● **Brief**
Although the records contain pictures, repeat only the text of every line exactly.

● **Records for processing**
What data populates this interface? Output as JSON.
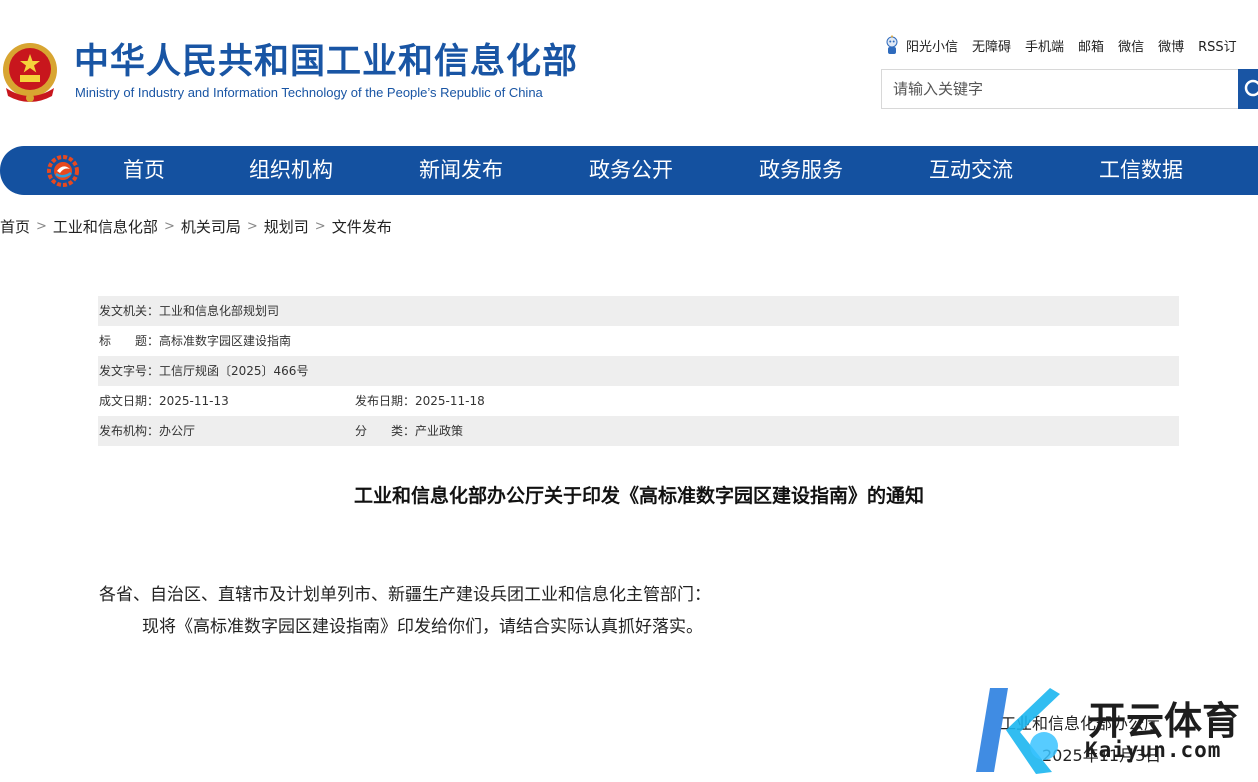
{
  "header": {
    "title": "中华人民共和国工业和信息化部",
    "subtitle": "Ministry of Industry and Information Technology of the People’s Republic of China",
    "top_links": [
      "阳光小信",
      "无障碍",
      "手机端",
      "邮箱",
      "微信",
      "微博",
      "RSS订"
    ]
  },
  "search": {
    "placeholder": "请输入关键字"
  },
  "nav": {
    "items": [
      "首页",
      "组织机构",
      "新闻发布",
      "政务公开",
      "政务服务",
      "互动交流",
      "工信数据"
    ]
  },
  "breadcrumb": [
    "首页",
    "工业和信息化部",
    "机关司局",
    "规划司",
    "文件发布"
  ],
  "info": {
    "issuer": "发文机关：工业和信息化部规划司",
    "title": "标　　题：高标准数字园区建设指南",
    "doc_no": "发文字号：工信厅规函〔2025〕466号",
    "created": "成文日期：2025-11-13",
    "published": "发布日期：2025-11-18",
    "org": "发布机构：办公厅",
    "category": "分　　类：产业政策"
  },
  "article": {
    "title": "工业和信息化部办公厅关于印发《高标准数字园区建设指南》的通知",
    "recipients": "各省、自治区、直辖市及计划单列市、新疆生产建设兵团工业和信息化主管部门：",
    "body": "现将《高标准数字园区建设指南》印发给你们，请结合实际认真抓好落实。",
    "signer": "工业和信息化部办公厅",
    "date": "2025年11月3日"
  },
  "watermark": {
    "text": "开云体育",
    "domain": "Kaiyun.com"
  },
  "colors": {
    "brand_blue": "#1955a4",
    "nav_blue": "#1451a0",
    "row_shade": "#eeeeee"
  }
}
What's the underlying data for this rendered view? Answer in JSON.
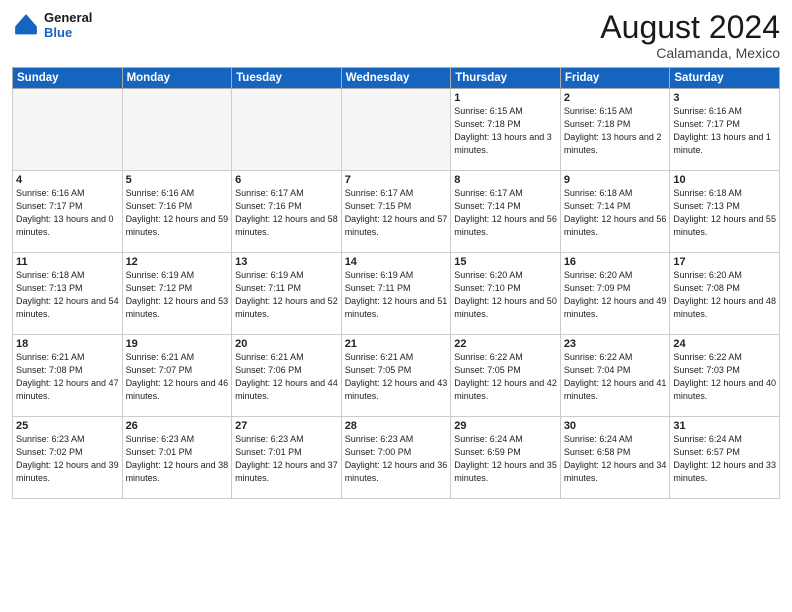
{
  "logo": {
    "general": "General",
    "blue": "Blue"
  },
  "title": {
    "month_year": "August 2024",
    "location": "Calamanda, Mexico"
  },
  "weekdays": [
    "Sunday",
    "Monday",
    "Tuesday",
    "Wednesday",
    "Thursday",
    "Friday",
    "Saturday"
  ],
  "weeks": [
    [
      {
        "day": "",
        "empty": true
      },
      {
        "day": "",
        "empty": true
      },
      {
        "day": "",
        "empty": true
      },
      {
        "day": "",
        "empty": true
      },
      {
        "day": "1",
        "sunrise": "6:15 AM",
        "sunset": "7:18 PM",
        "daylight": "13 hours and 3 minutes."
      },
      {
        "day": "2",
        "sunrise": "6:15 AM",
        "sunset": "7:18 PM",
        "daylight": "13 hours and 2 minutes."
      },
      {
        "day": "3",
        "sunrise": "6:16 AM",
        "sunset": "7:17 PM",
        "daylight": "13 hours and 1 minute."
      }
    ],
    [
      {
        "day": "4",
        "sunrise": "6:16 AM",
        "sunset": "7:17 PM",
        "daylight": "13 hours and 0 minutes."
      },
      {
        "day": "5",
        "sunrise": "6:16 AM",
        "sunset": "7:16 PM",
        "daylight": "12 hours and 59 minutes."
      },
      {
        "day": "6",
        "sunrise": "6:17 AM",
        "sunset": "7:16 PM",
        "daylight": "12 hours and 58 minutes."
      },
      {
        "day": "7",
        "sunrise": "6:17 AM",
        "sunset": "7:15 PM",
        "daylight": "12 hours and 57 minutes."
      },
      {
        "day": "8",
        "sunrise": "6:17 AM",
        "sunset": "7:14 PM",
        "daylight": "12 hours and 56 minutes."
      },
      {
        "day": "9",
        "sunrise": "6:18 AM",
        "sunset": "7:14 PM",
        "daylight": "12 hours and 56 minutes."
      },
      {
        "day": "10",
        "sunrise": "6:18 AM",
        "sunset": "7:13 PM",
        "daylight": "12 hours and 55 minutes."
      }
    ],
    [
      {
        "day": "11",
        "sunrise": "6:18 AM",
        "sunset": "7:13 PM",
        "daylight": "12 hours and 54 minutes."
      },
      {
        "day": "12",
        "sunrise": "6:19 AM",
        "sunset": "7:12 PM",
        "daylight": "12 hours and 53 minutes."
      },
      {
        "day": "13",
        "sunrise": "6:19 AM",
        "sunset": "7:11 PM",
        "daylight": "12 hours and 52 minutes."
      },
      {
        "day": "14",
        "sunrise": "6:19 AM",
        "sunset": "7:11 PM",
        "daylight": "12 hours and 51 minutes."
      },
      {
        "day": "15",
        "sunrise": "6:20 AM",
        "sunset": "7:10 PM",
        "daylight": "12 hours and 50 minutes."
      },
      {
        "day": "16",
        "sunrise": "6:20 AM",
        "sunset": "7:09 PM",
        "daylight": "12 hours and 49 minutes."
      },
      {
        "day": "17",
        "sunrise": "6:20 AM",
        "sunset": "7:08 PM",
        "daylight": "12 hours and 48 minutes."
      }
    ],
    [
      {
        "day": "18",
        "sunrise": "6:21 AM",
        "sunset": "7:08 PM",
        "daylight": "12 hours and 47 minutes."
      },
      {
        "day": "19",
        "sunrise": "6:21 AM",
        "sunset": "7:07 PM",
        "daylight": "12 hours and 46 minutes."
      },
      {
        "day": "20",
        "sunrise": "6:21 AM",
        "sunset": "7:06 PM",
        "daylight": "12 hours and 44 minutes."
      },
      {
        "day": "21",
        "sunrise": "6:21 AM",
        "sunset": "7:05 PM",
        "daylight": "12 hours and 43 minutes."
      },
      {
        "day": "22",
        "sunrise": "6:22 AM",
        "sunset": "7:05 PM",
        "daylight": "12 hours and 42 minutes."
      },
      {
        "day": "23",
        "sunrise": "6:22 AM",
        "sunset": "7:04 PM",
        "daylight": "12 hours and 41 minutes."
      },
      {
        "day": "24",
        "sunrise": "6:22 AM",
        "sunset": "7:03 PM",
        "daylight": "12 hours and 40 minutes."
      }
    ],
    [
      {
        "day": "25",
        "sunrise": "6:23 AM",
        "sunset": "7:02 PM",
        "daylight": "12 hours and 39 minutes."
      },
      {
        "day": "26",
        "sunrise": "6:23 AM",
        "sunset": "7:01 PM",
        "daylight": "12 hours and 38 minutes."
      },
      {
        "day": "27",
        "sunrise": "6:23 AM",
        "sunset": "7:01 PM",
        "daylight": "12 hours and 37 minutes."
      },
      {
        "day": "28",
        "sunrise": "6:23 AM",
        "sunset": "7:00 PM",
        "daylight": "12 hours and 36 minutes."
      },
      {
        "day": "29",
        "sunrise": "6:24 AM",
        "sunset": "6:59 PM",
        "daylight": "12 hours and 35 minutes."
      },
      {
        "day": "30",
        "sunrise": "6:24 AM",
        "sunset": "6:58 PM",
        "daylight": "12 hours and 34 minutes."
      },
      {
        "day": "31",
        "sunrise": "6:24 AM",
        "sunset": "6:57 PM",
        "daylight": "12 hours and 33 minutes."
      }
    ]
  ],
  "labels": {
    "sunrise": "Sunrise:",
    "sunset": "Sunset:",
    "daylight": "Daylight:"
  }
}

● **Exercise result**
What data populates this interface? Output as JSON.
{
  "header": {
    "title": "中华人民共和国工业和信息化部",
    "subtitle": "Ministry of Industry and Information Technology of the People’s Republic of China",
    "top_links": [
      "阳光小信",
      "无障碍",
      "手机端",
      "邮箱",
      "微信",
      "微博",
      "RSS订"
    ]
  },
  "search": {
    "placeholder": "请输入关键字"
  },
  "nav": {
    "items": [
      "首页",
      "组织机构",
      "新闻发布",
      "政务公开",
      "政务服务",
      "互动交流",
      "工信数据"
    ]
  },
  "breadcrumb": [
    "首页",
    "工业和信息化部",
    "机关司局",
    "规划司",
    "文件发布"
  ],
  "info": {
    "issuer": "发文机关：工业和信息化部规划司",
    "title": "标　　题：高标准数字园区建设指南",
    "doc_no": "发文字号：工信厅规函〔2025〕466号",
    "created": "成文日期：2025-11-13",
    "published": "发布日期：2025-11-18",
    "org": "发布机构：办公厅",
    "category": "分　　类：产业政策"
  },
  "article": {
    "title": "工业和信息化部办公厅关于印发《高标准数字园区建设指南》的通知",
    "recipients": "各省、自治区、直辖市及计划单列市、新疆生产建设兵团工业和信息化主管部门：",
    "body": "现将《高标准数字园区建设指南》印发给你们，请结合实际认真抓好落实。",
    "signer": "工业和信息化部办公厅",
    "date": "2025年11月3日"
  },
  "watermark": {
    "text": "开云体育",
    "domain": "Kaiyun.com"
  },
  "colors": {
    "brand_blue": "#1955a4",
    "nav_blue": "#1451a0",
    "row_shade": "#eeeeee"
  }
}
What's the underlying data for this rendered view? Answer in JSON.
{
  "logo": {
    "general": "General",
    "blue": "Blue"
  },
  "title": {
    "month_year": "August 2024",
    "location": "Calamanda, Mexico"
  },
  "weekdays": [
    "Sunday",
    "Monday",
    "Tuesday",
    "Wednesday",
    "Thursday",
    "Friday",
    "Saturday"
  ],
  "weeks": [
    [
      {
        "day": "",
        "empty": true
      },
      {
        "day": "",
        "empty": true
      },
      {
        "day": "",
        "empty": true
      },
      {
        "day": "",
        "empty": true
      },
      {
        "day": "1",
        "sunrise": "6:15 AM",
        "sunset": "7:18 PM",
        "daylight": "13 hours and 3 minutes."
      },
      {
        "day": "2",
        "sunrise": "6:15 AM",
        "sunset": "7:18 PM",
        "daylight": "13 hours and 2 minutes."
      },
      {
        "day": "3",
        "sunrise": "6:16 AM",
        "sunset": "7:17 PM",
        "daylight": "13 hours and 1 minute."
      }
    ],
    [
      {
        "day": "4",
        "sunrise": "6:16 AM",
        "sunset": "7:17 PM",
        "daylight": "13 hours and 0 minutes."
      },
      {
        "day": "5",
        "sunrise": "6:16 AM",
        "sunset": "7:16 PM",
        "daylight": "12 hours and 59 minutes."
      },
      {
        "day": "6",
        "sunrise": "6:17 AM",
        "sunset": "7:16 PM",
        "daylight": "12 hours and 58 minutes."
      },
      {
        "day": "7",
        "sunrise": "6:17 AM",
        "sunset": "7:15 PM",
        "daylight": "12 hours and 57 minutes."
      },
      {
        "day": "8",
        "sunrise": "6:17 AM",
        "sunset": "7:14 PM",
        "daylight": "12 hours and 56 minutes."
      },
      {
        "day": "9",
        "sunrise": "6:18 AM",
        "sunset": "7:14 PM",
        "daylight": "12 hours and 56 minutes."
      },
      {
        "day": "10",
        "sunrise": "6:18 AM",
        "sunset": "7:13 PM",
        "daylight": "12 hours and 55 minutes."
      }
    ],
    [
      {
        "day": "11",
        "sunrise": "6:18 AM",
        "sunset": "7:13 PM",
        "daylight": "12 hours and 54 minutes."
      },
      {
        "day": "12",
        "sunrise": "6:19 AM",
        "sunset": "7:12 PM",
        "daylight": "12 hours and 53 minutes."
      },
      {
        "day": "13",
        "sunrise": "6:19 AM",
        "sunset": "7:11 PM",
        "daylight": "12 hours and 52 minutes."
      },
      {
        "day": "14",
        "sunrise": "6:19 AM",
        "sunset": "7:11 PM",
        "daylight": "12 hours and 51 minutes."
      },
      {
        "day": "15",
        "sunrise": "6:20 AM",
        "sunset": "7:10 PM",
        "daylight": "12 hours and 50 minutes."
      },
      {
        "day": "16",
        "sunrise": "6:20 AM",
        "sunset": "7:09 PM",
        "daylight": "12 hours and 49 minutes."
      },
      {
        "day": "17",
        "sunrise": "6:20 AM",
        "sunset": "7:08 PM",
        "daylight": "12 hours and 48 minutes."
      }
    ],
    [
      {
        "day": "18",
        "sunrise": "6:21 AM",
        "sunset": "7:08 PM",
        "daylight": "12 hours and 47 minutes."
      },
      {
        "day": "19",
        "sunrise": "6:21 AM",
        "sunset": "7:07 PM",
        "daylight": "12 hours and 46 minutes."
      },
      {
        "day": "20",
        "sunrise": "6:21 AM",
        "sunset": "7:06 PM",
        "daylight": "12 hours and 44 minutes."
      },
      {
        "day": "21",
        "sunrise": "6:21 AM",
        "sunset": "7:05 PM",
        "daylight": "12 hours and 43 minutes."
      },
      {
        "day": "22",
        "sunrise": "6:22 AM",
        "sunset": "7:05 PM",
        "daylight": "12 hours and 42 minutes."
      },
      {
        "day": "23",
        "sunrise": "6:22 AM",
        "sunset": "7:04 PM",
        "daylight": "12 hours and 41 minutes."
      },
      {
        "day": "24",
        "sunrise": "6:22 AM",
        "sunset": "7:03 PM",
        "daylight": "12 hours and 40 minutes."
      }
    ],
    [
      {
        "day": "25",
        "sunrise": "6:23 AM",
        "sunset": "7:02 PM",
        "daylight": "12 hours and 39 minutes."
      },
      {
        "day": "26",
        "sunrise": "6:23 AM",
        "sunset": "7:01 PM",
        "daylight": "12 hours and 38 minutes."
      },
      {
        "day": "27",
        "sunrise": "6:23 AM",
        "sunset": "7:01 PM",
        "daylight": "12 hours and 37 minutes."
      },
      {
        "day": "28",
        "sunrise": "6:23 AM",
        "sunset": "7:00 PM",
        "daylight": "12 hours and 36 minutes."
      },
      {
        "day": "29",
        "sunrise": "6:24 AM",
        "sunset": "6:59 PM",
        "daylight": "12 hours and 35 minutes."
      },
      {
        "day": "30",
        "sunrise": "6:24 AM",
        "sunset": "6:58 PM",
        "daylight": "12 hours and 34 minutes."
      },
      {
        "day": "31",
        "sunrise": "6:24 AM",
        "sunset": "6:57 PM",
        "daylight": "12 hours and 33 minutes."
      }
    ]
  ],
  "labels": {
    "sunrise": "Sunrise:",
    "sunset": "Sunset:",
    "daylight": "Daylight:"
  }
}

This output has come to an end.